My work carves out space for queer opulence and visibility in a world where difference is under attack. This space takes the form of physical barriers begging to be crossed, decorative objects made from everyday materials re-combined, and performance-based workshops for creating physical objects of resistance, as well as the teaching of mundane skills like mending or sewing that allow for self-reliance and creative expression.
My ideas on making begin with the textile—both in the creation of sculpture and the creation of myself—as cloth’s ubiquity allows for understanding across experience, class, place and disparate peoples. By adapting traditional textile techniques and tools to non-traditional and repurposed materials, such as dead bike tubes or unwanted t-shirts, I refigure the way I view what is desirable. I use these cast-off materials as if they’re chameleons, transforming them to bring out their sensual qualities and adapting them to create permeable spaces for queer bodies—a literal queering of materials.

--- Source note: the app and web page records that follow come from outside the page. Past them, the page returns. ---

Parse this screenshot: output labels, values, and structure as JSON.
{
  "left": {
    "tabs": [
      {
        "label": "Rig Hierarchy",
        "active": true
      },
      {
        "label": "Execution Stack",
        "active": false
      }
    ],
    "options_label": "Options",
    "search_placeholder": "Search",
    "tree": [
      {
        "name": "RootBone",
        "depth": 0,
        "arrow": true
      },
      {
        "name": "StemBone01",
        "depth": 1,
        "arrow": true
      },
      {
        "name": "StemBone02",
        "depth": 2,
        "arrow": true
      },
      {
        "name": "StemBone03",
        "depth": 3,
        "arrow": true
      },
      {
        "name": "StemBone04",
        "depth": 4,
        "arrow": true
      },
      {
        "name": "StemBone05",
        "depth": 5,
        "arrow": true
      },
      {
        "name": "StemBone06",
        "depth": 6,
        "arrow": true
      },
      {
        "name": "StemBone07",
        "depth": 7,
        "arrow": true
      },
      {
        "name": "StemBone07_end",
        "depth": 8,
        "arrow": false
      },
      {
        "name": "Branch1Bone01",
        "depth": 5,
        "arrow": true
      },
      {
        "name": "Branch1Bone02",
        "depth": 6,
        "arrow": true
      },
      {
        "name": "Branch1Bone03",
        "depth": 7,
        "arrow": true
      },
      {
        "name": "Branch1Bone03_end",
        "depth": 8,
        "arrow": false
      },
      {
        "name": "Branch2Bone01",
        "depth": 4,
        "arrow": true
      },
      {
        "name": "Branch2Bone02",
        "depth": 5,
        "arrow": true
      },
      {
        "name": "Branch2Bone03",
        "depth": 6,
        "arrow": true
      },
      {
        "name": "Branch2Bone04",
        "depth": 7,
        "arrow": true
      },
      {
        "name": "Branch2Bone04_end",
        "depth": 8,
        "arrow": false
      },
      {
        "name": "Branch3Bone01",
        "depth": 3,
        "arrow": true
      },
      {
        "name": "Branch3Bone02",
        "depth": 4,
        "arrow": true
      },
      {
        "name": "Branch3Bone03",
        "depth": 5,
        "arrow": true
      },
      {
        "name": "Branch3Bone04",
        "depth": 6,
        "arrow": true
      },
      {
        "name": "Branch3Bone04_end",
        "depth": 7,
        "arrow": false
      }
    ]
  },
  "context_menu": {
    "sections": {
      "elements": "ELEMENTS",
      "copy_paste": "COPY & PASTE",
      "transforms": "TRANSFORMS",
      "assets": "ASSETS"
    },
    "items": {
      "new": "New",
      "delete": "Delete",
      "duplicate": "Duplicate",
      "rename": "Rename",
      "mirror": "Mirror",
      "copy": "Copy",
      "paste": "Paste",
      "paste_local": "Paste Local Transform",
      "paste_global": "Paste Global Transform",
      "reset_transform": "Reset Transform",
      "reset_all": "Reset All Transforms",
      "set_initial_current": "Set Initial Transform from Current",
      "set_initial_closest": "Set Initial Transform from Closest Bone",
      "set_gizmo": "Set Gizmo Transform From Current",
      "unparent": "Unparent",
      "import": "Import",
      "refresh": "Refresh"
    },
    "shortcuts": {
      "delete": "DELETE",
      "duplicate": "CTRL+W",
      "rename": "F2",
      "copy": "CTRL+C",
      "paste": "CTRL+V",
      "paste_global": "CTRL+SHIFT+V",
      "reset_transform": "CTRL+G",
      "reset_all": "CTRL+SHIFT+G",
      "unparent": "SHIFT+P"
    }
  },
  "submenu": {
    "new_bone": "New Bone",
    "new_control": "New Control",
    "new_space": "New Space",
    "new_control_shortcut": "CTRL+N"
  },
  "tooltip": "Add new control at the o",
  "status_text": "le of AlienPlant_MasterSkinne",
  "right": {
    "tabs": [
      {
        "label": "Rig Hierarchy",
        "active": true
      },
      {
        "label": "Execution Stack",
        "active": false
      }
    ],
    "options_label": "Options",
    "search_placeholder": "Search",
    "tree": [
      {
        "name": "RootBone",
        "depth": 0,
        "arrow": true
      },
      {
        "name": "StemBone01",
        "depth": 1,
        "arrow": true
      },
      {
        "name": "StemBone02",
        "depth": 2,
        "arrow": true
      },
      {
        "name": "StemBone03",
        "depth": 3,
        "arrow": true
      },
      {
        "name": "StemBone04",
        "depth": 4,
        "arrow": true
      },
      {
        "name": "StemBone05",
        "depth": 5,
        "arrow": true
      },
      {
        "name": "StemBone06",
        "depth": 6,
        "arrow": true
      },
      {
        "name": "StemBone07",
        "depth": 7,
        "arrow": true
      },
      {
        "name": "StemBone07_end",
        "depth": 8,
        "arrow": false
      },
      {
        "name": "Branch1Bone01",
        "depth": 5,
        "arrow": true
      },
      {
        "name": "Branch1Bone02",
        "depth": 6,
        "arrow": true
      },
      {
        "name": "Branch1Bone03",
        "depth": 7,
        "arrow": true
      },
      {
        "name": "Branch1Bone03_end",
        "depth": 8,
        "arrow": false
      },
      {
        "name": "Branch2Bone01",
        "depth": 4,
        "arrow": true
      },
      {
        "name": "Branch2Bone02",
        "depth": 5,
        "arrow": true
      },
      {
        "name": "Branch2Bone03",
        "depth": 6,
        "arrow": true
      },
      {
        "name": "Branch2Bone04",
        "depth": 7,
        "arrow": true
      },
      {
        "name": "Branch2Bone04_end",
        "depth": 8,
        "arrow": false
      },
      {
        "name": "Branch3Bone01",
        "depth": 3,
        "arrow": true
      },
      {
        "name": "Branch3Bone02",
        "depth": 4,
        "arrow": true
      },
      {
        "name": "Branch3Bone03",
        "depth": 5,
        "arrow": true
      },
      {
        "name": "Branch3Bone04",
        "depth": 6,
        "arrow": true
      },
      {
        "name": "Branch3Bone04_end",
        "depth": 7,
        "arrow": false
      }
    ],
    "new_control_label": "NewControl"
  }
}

Since I began the project of helping others use clothing as a means of radical self-expression, I have looked more closely at the pluralities of my own queerness and gender, and the ways these things come through in my work. I find myself thinking about repurposing as means of Queer feminist survival. I find myself utilizing craft as a means of finding focus, purpose, and calm, to allay the stress and dread caused by the polarizing social and political situation we find ourselves in, and to help others find moments of power in small objects and actions. In working this way, my imaginative re-use allows me to build spaces and objects for belonging. I strive to re-imagine the world around me, working to find extravagant solutions for everyday problems, all the while working to gather community and mount a visual resistance.